In Nagaoka City in Niigata Prefecture known as a major rice-producing area, Yosaburo Imai, the founder of Naniwaya Confectionery, was tackling the task of making rice crackers using glutinous rice.

After a long struggle, Imai finally managed to make a metal pattern that was oval in shape.  One day, however, Imai inadvertently stepped on the metal pattern. No matter how he tried, he could not restore the metal pattern to its original shape.  When, out of necessity, Imai used the deformed metal pattern to make rice crackers, the result, as was expected, was rice crackers in the shape of a deformed oval.  This was the beginning of the shape of kakinotane.

When these deformed rice crackers were put on sale, the main client responded with, “These are not oval shaped.  They look like persimmon seeds.”  By turning this around, however, a new product called kakinotane was born in 1923.

The shape is not the only distinctive feature of kakinotane.  There were also some twists and turns before kakinotane acquired its current taste.  Chili pepper is indispensable for the taste of kakinotane.  This does not mean, however, that kakinotane was hot and spicy from the start.  In the beginning, it had a soy sauce flavor similar to ordinary rice crackers.  As peanuts were added to kakinotane, chili pepper was added to season the crackers because it was decided that a hot and spicy taste would go better with peanuts than a soy sauce flavor.

It is said that the first place where peanuts were added to kakinotane was a bar at the Imperial Hotel in Tokyo.  It is also said that, during the last half of the 1950s, some bean shops started to mix peanuts with kakinotane to increase the volume.

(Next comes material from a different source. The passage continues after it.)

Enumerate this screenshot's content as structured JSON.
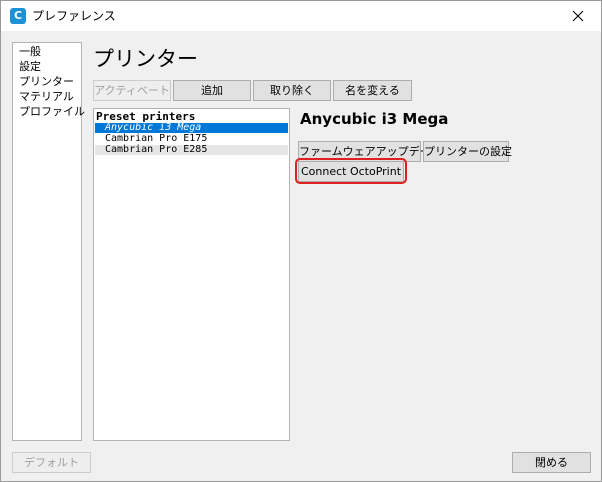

The combination of peanuts and spicy hot rice crackers was excellent and was well received.  There is no doubt that it played a part in increasing the popularity of kakinotane.